In reviewing his freshman season, Harris also figured out how crucial all those challenges were, because they forced him to seek out ways to better understand all that comes with playing corner at the FBS level.
“For me, first coming in, not really knowing what to expect from the Big 12, even though it’s a passing league first, it’s kind of like I had to learn the ins and outs of it,” Harris explained.
Over the past year-plus, he said he picked up much more about strategies and cues, with the help of former defensive coordinator Clint Bowen (now KU’s safeties coach) and fellow defensive backs Mike Lee and Bryce Torneden.

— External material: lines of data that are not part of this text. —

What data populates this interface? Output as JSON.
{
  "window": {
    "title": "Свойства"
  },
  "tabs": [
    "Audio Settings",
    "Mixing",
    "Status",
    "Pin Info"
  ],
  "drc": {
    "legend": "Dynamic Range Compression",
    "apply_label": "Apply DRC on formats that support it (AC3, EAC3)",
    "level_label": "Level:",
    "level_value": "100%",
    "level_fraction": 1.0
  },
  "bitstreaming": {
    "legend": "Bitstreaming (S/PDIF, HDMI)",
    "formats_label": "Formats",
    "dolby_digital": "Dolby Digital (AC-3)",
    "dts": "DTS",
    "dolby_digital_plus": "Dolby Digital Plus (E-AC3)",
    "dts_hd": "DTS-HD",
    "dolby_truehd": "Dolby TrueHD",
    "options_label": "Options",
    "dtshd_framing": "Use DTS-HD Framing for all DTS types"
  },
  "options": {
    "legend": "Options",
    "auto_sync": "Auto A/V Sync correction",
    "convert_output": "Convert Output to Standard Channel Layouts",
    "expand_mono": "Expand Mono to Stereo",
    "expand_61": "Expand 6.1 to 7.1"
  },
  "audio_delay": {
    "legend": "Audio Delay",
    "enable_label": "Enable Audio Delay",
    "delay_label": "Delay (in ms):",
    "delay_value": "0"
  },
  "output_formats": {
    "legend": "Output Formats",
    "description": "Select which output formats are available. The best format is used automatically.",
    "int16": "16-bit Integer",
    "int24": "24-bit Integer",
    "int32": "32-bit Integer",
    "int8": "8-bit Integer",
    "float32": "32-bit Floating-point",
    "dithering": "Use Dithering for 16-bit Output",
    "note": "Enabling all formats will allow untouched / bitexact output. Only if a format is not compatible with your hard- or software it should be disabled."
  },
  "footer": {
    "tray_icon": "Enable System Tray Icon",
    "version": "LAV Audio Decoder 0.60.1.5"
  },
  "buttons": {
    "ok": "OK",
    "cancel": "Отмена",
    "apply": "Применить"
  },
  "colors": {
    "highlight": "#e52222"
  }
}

“That kind of helps me to understand what I’m looking at now. What to expect with certain teams, certain concepts,” Harris said. “We just break it down into details that make it a lot easier.”
Even if you’re good enough a year removed from high school to start at cornerback, you’re inevitably going to endure some struggles, as was the case at times for Harris. But his fellow defensive backs have shared over the past few months their opinion that Harris won’t look the same this coming season.

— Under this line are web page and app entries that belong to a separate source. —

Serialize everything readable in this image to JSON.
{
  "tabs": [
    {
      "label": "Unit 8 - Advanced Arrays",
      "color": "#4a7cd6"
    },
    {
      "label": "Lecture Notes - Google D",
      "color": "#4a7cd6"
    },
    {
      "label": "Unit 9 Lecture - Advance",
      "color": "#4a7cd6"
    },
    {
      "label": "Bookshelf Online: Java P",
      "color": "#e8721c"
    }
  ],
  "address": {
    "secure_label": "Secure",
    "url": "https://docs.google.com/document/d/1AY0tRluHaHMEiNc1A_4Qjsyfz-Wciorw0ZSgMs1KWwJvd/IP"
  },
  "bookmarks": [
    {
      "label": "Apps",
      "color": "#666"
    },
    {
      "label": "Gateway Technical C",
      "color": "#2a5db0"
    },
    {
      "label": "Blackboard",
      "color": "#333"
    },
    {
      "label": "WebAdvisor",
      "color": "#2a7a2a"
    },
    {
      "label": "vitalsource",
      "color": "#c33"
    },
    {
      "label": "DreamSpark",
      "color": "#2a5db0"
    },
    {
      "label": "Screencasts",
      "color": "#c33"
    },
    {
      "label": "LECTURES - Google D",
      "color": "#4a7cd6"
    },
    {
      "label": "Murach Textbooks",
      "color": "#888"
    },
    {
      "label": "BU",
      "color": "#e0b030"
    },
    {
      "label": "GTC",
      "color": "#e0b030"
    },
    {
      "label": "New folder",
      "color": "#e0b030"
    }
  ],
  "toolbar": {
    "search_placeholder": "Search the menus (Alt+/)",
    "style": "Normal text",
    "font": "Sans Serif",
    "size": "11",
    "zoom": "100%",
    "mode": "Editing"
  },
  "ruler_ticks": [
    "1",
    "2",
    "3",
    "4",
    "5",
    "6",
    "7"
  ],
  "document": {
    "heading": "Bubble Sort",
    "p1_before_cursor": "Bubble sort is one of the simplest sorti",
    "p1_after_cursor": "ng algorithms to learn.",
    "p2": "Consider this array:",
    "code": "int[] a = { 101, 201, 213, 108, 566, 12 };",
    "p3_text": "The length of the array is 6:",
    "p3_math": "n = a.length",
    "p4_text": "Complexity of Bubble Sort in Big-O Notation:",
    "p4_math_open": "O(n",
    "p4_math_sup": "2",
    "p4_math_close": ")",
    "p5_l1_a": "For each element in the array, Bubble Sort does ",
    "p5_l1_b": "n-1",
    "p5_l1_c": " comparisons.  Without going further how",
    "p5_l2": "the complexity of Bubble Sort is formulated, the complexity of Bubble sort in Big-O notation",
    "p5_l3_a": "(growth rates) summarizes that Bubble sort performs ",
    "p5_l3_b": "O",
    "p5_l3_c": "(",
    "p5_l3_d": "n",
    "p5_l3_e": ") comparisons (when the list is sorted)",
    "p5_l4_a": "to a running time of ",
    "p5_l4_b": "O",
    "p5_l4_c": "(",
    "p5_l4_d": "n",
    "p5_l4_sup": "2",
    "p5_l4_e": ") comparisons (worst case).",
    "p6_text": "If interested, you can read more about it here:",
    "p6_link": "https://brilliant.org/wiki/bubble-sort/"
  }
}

“He’s improved a lot,” senior cornerback Hasan Defense avowed.
“He’s impressed me a lot. I tell him every day, ‘Just keep working. Keep getting better.’ We’ve got receivers that are pushing us to be great every day (in practices), and I feel like he’s really taking big steps maturity wise, physically wise and mentally. He’s been really working and I can tell,” Defense went on. “Coe knows that I never lie to him. And I tell him every day I can see him getting better.”
Older, wiser and more comfortable, Harris plans on playing an even larger factor in KU’s defense as a sophomore. And when it comes to his individual goals, well, the word substantial doesn’t even really do them justice.
Let him explain.
“My goals and stuff, I really set outside of the world, so I won’t let myself down. To me, I want a thousand picks,” Harris said of his unique perspective. “If I set that dream… As long as they keep coming, I’ll never get complacent. You get complacent with small dreams. I have big goals.”